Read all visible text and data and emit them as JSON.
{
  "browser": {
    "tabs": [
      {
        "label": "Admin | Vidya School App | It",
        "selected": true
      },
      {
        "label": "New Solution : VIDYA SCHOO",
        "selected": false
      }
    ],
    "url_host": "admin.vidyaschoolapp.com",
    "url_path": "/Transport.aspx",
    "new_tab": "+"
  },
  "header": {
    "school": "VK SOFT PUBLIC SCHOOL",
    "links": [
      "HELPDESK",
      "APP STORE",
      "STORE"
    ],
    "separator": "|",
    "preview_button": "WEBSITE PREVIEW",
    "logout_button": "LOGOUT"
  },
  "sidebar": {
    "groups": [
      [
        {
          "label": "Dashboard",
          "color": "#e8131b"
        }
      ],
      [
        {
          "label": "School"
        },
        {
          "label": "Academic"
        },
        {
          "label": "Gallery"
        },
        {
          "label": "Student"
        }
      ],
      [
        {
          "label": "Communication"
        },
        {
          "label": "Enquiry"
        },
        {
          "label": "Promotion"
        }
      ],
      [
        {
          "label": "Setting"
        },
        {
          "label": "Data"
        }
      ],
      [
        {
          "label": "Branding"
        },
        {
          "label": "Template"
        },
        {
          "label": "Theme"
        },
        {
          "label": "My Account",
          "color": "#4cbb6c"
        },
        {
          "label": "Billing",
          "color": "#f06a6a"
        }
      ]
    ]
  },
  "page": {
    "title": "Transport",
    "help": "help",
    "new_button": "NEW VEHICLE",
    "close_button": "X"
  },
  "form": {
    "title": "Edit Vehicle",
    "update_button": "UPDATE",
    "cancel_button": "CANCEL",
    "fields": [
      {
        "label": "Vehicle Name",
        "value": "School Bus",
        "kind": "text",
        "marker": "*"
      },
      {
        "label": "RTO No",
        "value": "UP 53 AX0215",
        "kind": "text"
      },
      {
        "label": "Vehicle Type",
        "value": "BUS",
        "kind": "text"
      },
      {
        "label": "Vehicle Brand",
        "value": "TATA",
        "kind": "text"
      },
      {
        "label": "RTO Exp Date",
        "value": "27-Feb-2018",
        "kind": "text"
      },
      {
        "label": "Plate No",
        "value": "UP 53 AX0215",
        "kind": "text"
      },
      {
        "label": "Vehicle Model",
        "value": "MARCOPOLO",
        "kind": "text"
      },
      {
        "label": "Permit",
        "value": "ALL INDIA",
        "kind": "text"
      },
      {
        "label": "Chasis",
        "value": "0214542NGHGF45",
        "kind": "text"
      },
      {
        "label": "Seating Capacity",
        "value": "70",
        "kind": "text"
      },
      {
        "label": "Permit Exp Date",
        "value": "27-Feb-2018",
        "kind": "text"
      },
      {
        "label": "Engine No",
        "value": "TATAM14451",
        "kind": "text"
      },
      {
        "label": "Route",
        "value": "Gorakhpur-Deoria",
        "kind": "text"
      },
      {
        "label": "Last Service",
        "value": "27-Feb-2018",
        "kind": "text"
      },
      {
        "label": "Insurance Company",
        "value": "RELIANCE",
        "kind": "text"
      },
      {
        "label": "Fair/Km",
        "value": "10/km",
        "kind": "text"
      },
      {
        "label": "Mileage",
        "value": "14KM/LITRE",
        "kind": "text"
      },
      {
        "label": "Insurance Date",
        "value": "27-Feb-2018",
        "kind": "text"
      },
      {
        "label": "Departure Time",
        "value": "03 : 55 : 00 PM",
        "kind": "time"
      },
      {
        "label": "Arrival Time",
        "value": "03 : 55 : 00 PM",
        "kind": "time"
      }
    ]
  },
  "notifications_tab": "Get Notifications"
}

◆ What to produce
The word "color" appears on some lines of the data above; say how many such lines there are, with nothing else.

◆ Answer to this task
3